Task objective: In the entries that follow, find each line with the word "count" and copy it.

Element data from apps and pages
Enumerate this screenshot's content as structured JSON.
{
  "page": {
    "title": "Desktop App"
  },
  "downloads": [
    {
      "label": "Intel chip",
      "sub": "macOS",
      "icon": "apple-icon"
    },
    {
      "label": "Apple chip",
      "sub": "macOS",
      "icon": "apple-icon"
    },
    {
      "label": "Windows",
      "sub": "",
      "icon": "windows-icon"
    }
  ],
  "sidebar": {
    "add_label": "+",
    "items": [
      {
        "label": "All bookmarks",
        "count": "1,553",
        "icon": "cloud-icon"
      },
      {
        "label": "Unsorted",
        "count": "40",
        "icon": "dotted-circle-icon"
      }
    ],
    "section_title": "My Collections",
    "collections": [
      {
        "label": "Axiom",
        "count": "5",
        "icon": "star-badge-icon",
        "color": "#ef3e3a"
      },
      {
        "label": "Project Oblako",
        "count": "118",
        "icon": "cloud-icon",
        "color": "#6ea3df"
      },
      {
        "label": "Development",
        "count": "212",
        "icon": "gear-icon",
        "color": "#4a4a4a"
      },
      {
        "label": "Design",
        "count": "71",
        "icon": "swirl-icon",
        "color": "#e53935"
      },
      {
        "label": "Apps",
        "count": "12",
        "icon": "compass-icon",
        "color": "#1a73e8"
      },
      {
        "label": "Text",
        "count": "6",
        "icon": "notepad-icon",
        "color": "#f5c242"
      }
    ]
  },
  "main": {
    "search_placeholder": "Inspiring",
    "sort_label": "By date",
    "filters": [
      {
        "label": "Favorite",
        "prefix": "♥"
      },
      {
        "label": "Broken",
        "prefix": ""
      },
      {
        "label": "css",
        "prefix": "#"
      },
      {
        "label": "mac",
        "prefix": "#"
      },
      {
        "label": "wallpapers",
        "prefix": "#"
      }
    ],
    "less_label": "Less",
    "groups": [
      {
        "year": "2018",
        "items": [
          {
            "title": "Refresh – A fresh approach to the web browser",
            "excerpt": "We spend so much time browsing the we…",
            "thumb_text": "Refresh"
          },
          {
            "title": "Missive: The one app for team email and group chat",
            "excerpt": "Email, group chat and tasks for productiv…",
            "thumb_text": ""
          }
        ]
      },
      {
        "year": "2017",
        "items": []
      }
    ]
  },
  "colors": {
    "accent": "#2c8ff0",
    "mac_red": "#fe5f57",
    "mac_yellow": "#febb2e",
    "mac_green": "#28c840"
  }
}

Solution to this problem:
        "count": "1,553",
        "count": "40",
        "count": "5",
        "count": "118",
        "count": "212",
        "count": "71",
        "count": "12",
        "count": "6",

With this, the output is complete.